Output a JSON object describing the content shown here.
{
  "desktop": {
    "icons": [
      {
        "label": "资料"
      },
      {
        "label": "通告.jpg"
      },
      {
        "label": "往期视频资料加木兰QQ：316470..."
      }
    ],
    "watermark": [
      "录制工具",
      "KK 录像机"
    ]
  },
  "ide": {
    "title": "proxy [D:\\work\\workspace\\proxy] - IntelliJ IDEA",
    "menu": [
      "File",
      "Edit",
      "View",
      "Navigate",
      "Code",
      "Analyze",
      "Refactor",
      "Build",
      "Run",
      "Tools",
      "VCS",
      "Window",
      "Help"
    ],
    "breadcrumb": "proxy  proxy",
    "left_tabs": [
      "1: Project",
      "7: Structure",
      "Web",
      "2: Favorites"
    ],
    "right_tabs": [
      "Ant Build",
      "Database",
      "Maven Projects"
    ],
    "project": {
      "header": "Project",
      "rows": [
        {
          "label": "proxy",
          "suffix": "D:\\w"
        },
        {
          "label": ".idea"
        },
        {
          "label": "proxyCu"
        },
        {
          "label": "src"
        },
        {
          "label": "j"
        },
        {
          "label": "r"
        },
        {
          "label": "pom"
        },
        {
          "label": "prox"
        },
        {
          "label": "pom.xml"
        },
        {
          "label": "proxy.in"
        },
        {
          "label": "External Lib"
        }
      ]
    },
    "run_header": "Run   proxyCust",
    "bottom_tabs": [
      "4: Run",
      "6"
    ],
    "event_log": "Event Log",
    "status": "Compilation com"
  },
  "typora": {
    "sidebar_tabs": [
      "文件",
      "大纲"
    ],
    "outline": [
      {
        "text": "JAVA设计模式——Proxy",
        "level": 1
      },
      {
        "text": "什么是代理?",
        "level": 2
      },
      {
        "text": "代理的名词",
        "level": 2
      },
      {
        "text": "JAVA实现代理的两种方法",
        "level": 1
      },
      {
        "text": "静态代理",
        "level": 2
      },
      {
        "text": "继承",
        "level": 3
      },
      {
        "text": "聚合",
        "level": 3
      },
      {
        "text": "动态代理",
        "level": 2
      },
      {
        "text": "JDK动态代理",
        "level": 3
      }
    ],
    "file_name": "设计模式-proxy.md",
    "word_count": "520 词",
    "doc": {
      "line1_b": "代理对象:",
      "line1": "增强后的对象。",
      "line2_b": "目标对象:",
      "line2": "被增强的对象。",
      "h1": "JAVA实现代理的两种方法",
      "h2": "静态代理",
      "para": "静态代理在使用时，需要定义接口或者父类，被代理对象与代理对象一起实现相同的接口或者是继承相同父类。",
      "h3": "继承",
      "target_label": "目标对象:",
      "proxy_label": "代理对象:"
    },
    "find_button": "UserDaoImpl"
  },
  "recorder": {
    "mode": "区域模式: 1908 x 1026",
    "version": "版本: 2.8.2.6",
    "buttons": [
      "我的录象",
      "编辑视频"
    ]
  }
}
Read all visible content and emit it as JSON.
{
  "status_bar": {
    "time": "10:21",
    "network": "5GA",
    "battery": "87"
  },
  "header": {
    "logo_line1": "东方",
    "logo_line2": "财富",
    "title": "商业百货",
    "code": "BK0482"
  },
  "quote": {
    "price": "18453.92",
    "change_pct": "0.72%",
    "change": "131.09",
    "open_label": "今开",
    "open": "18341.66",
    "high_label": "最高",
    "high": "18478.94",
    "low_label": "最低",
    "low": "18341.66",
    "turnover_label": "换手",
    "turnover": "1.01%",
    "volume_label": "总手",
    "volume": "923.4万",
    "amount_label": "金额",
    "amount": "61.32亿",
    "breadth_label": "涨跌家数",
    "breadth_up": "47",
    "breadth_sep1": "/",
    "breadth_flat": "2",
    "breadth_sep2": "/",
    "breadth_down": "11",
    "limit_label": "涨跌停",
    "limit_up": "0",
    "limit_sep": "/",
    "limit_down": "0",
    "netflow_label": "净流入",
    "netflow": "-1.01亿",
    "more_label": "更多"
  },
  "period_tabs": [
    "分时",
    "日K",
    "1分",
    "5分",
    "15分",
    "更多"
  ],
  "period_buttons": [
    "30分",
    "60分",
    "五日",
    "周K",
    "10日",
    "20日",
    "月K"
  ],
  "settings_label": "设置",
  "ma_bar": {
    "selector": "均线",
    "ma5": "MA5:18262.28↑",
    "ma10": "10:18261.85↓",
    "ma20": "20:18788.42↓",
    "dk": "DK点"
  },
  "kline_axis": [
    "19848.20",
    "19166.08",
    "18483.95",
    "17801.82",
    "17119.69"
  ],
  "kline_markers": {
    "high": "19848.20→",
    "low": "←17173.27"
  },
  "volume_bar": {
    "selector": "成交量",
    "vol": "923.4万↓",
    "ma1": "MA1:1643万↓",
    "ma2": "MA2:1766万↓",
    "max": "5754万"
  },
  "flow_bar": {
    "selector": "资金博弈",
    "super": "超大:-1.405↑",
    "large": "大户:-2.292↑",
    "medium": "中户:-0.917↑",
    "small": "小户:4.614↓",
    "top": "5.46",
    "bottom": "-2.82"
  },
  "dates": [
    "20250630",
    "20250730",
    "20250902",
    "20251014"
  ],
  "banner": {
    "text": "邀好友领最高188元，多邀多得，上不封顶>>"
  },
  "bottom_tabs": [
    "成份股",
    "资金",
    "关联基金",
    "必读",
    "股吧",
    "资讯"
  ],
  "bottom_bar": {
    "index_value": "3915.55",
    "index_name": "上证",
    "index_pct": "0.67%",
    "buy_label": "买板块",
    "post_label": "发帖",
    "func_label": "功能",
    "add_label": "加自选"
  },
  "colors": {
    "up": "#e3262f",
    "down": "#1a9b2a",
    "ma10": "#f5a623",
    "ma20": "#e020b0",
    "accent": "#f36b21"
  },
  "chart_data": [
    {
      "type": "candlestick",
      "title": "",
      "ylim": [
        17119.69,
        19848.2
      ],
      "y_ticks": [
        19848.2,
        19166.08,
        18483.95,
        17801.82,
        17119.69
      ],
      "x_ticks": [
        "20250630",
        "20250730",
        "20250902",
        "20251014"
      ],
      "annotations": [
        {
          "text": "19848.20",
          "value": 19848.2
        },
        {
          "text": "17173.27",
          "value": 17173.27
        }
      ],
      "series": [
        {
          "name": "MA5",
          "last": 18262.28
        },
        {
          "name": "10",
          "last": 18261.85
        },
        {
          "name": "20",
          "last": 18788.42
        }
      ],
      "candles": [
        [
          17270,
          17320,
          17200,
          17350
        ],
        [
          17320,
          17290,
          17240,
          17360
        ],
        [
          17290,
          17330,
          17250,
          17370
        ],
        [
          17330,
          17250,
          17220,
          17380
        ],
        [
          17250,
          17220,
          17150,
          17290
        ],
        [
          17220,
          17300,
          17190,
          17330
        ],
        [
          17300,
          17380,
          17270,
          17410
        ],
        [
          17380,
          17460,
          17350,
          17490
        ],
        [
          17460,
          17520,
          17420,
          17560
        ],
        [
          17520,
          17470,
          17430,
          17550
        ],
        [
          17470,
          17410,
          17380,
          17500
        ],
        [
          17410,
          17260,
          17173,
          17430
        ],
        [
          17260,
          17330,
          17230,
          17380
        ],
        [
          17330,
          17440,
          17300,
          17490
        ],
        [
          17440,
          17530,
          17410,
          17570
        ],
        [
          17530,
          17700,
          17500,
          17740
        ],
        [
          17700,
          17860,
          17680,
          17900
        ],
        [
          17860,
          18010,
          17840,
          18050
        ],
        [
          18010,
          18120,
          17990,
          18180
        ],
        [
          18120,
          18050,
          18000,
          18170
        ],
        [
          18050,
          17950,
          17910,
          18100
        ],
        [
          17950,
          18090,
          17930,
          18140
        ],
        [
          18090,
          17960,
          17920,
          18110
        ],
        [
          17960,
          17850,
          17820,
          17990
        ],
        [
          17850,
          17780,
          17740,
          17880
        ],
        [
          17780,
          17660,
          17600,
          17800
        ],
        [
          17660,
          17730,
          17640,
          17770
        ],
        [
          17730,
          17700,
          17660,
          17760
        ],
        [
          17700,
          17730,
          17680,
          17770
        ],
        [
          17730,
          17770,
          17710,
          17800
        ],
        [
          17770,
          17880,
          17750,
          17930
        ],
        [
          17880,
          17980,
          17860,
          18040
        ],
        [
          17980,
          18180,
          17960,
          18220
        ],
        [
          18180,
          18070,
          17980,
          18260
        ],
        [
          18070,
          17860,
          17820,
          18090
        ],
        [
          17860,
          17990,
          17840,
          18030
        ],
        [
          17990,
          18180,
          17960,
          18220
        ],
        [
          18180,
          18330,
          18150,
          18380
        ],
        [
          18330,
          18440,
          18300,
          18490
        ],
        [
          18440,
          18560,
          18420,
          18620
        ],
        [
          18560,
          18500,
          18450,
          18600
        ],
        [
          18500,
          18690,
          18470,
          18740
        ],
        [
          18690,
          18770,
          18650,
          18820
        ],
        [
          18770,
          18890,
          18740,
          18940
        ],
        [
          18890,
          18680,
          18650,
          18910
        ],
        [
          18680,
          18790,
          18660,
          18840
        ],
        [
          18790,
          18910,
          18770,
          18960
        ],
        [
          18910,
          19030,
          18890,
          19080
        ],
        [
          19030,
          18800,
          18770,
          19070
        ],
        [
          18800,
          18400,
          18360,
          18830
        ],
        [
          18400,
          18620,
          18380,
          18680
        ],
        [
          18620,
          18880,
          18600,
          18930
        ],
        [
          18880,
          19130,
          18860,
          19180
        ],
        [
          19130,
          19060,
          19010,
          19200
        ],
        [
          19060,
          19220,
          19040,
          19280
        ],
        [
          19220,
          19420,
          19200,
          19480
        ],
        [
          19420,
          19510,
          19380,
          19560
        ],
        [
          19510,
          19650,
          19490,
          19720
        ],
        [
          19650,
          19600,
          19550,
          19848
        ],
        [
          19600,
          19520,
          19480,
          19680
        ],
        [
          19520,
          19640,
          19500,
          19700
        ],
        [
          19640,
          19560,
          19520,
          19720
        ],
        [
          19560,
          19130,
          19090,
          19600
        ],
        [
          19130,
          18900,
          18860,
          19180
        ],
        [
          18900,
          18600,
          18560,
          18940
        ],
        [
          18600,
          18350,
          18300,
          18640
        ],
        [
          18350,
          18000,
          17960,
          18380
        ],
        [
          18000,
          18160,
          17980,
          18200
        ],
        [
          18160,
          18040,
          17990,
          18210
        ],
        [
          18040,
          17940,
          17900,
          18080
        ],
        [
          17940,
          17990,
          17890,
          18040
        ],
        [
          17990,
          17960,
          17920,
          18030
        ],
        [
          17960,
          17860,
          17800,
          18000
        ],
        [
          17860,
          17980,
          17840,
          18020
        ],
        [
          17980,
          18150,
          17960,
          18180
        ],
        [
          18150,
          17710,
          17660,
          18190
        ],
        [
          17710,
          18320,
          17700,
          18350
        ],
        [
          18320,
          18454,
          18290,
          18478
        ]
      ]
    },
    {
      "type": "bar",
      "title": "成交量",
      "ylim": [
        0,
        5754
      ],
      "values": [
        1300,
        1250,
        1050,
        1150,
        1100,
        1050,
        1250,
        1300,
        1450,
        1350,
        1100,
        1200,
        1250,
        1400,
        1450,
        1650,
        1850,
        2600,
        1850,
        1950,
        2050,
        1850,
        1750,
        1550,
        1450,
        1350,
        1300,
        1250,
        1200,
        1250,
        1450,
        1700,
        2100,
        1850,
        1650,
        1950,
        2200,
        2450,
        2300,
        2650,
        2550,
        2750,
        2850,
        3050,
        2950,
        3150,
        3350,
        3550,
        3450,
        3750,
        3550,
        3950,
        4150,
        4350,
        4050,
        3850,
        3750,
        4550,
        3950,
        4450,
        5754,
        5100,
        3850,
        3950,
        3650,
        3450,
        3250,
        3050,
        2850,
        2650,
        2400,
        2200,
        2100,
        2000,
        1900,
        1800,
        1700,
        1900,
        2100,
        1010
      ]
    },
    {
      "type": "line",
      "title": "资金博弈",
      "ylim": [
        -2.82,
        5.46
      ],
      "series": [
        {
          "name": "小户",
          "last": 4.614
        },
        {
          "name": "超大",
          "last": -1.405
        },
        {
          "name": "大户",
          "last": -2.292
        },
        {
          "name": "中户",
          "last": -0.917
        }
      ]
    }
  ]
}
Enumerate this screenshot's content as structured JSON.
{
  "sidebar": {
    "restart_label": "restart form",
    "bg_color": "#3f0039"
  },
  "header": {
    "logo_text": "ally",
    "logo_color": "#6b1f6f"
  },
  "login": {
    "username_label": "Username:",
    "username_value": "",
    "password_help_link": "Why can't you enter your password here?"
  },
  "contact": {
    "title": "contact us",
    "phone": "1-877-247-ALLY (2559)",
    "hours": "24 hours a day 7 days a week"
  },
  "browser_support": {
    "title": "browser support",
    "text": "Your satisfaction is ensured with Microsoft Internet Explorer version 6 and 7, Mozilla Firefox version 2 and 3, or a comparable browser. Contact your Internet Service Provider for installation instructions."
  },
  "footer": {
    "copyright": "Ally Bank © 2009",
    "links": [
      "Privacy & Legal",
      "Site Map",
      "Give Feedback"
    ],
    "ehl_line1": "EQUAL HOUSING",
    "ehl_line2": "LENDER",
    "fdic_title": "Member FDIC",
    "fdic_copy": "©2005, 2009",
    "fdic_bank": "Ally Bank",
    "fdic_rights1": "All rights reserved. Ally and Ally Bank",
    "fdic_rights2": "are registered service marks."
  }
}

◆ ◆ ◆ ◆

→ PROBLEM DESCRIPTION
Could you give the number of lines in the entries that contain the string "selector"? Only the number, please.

→ REPLY TO THE TASK
3